Problem statement>
Your answer must match the entries below word for word.

Records from a collection:
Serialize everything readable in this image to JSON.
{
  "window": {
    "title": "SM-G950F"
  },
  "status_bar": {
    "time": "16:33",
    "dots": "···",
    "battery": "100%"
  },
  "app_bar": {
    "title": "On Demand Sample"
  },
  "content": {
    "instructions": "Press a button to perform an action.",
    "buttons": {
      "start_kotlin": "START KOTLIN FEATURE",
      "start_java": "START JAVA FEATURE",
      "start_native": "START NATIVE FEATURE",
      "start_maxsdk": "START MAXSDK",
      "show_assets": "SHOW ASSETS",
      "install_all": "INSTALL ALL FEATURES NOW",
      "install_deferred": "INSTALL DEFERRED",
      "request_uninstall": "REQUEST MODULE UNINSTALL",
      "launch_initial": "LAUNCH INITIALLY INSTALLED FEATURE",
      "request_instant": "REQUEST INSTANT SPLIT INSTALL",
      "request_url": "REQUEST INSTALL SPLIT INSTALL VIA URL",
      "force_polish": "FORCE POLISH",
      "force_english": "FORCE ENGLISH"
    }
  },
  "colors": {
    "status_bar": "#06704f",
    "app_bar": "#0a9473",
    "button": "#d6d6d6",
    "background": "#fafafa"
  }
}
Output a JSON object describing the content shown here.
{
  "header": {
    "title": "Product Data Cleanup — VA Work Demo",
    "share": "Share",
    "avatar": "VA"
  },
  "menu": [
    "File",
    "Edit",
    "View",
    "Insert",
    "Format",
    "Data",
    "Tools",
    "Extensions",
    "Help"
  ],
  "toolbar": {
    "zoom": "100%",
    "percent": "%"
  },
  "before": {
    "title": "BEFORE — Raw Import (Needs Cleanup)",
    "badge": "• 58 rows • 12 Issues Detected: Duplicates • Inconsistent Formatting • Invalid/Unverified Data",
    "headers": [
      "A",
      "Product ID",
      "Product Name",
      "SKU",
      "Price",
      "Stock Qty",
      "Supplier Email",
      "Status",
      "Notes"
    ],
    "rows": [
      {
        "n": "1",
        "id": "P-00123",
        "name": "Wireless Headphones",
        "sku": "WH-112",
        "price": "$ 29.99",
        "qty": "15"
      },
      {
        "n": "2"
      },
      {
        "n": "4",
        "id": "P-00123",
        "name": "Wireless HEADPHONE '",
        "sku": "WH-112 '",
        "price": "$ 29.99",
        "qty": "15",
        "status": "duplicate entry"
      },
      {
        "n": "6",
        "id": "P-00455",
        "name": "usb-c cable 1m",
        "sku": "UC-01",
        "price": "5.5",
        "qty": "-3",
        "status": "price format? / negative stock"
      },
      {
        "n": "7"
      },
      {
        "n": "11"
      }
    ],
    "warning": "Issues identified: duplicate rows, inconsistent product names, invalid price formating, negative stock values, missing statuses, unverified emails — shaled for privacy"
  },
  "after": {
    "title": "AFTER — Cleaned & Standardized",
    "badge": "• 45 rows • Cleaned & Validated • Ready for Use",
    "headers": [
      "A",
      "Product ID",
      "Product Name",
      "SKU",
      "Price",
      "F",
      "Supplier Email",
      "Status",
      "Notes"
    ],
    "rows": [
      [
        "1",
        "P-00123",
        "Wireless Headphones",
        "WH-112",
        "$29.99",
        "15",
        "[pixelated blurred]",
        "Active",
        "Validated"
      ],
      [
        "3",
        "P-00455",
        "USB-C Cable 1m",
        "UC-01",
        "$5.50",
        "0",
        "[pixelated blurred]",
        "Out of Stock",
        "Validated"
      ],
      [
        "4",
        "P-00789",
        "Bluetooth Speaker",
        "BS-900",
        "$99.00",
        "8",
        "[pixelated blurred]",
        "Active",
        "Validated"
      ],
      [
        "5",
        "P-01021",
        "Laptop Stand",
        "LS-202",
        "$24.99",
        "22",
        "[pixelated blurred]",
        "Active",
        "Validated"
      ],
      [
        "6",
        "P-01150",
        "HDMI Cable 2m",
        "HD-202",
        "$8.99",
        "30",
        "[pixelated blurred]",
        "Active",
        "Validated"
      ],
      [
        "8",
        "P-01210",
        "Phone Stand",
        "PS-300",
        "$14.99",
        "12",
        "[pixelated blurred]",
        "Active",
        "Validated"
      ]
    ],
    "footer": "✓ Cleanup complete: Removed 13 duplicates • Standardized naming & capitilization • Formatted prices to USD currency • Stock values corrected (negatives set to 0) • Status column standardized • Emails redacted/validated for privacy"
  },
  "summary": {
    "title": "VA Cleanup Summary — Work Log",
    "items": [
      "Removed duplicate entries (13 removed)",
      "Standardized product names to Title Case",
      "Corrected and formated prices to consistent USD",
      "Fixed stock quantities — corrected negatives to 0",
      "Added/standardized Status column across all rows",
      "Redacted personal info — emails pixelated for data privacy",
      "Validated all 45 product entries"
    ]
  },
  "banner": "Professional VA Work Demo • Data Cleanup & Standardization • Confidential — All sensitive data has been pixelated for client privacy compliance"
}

The completed task>
Serialize everything readable in this image to JSON.
{
  "window": {
    "title": "SM-G950F"
  },
  "status_bar": {
    "time": "16:33",
    "dots": "···",
    "battery": "100%"
  },
  "app_bar": {
    "title": "On Demand Sample"
  },
  "content": {
    "instructions": "Press a button to perform an action.",
    "buttons": {
      "start_kotlin": "START KOTLIN FEATURE",
      "start_java": "START JAVA FEATURE",
      "start_native": "START NATIVE FEATURE",
      "start_maxsdk": "START MAXSDK",
      "show_assets": "SHOW ASSETS",
      "install_all": "INSTALL ALL FEATURES NOW",
      "install_deferred": "INSTALL DEFERRED",
      "request_uninstall": "REQUEST MODULE UNINSTALL",
      "launch_initial": "LAUNCH INITIALLY INSTALLED FEATURE",
      "request_instant": "REQUEST INSTANT SPLIT INSTALL",
      "request_url": "REQUEST INSTALL SPLIT INSTALL VIA URL",
      "force_polish": "FORCE POLISH",
      "force_english": "FORCE ENGLISH"
    }
  },
  "colors": {
    "status_bar": "#06704f",
    "app_bar": "#0a9473",
    "button": "#d6d6d6",
    "background": "#fafafa"
  }
}
Output a JSON object describing the content shown here.
{
  "header": {
    "title": "Product Data Cleanup — VA Work Demo",
    "share": "Share",
    "avatar": "VA"
  },
  "menu": [
    "File",
    "Edit",
    "View",
    "Insert",
    "Format",
    "Data",
    "Tools",
    "Extensions",
    "Help"
  ],
  "toolbar": {
    "zoom": "100%",
    "percent": "%"
  },
  "before": {
    "title": "BEFORE — Raw Import (Needs Cleanup)",
    "badge": "• 58 rows • 12 Issues Detected: Duplicates • Inconsistent Formatting • Invalid/Unverified Data",
    "headers": [
      "A",
      "Product ID",
      "Product Name",
      "SKU",
      "Price",
      "Stock Qty",
      "Supplier Email",
      "Status",
      "Notes"
    ],
    "rows": [
      {
        "n": "1",
        "id": "P-00123",
        "name": "Wireless Headphones",
        "sku": "WH-112",
        "price": "$ 29.99",
        "qty": "15"
      },
      {
        "n": "2"
      },
      {
        "n": "4",
        "id": "P-00123",
        "name": "Wireless HEADPHONE '",
        "sku": "WH-112 '",
        "price": "$ 29.99",
        "qty": "15",
        "status": "duplicate entry"
      },
      {
        "n": "6",
        "id": "P-00455",
        "name": "usb-c cable 1m",
        "sku": "UC-01",
        "price": "5.5",
        "qty": "-3",
        "status": "price format? / negative stock"
      },
      {
        "n": "7"
      },
      {
        "n": "11"
      }
    ],
    "warning": "Issues identified: duplicate rows, inconsistent product names, invalid price formating, negative stock values, missing statuses, unverified emails — shaled for privacy"
  },
  "after": {
    "title": "AFTER — Cleaned & Standardized",
    "badge": "• 45 rows • Cleaned & Validated • Ready for Use",
    "headers": [
      "A",
      "Product ID",
      "Product Name",
      "SKU",
      "Price",
      "F",
      "Supplier Email",
      "Status",
      "Notes"
    ],
    "rows": [
      [
        "1",
        "P-00123",
        "Wireless Headphones",
        "WH-112",
        "$29.99",
        "15",
        "[pixelated blurred]",
        "Active",
        "Validated"
      ],
      [
        "3",
        "P-00455",
        "USB-C Cable 1m",
        "UC-01",
        "$5.50",
        "0",
        "[pixelated blurred]",
        "Out of Stock",
        "Validated"
      ],
      [
        "4",
        "P-00789",
        "Bluetooth Speaker",
        "BS-900",
        "$99.00",
        "8",
        "[pixelated blurred]",
        "Active",
        "Validated"
      ],
      [
        "5",
        "P-01021",
        "Laptop Stand",
        "LS-202",
        "$24.99",
        "22",
        "[pixelated blurred]",
        "Active",
        "Validated"
      ],
      [
        "6",
        "P-01150",
        "HDMI Cable 2m",
        "HD-202",
        "$8.99",
        "30",
        "[pixelated blurred]",
        "Active",
        "Validated"
      ],
      [
        "8",
        "P-01210",
        "Phone Stand",
        "PS-300",
        "$14.99",
        "12",
        "[pixelated blurred]",
        "Active",
        "Validated"
      ]
    ],
    "footer": "✓ Cleanup complete: Removed 13 duplicates • Standardized naming & capitilization • Formatted prices to USD currency • Stock values corrected (negatives set to 0) • Status column standardized • Emails redacted/validated for privacy"
  },
  "summary": {
    "title": "VA Cleanup Summary — Work Log",
    "items": [
      "Removed duplicate entries (13 removed)",
      "Standardized product names to Title Case",
      "Corrected and formated prices to consistent USD",
      "Fixed stock quantities — corrected negatives to 0",
      "Added/standardized Status column across all rows",
      "Redacted personal info — emails pixelated for data privacy",
      "Validated all 45 product entries"
    ]
  },
  "banner": "Professional VA Work Demo • Data Cleanup & Standardization • Confidential — All sensitive data has been pixelated for client privacy compliance"
}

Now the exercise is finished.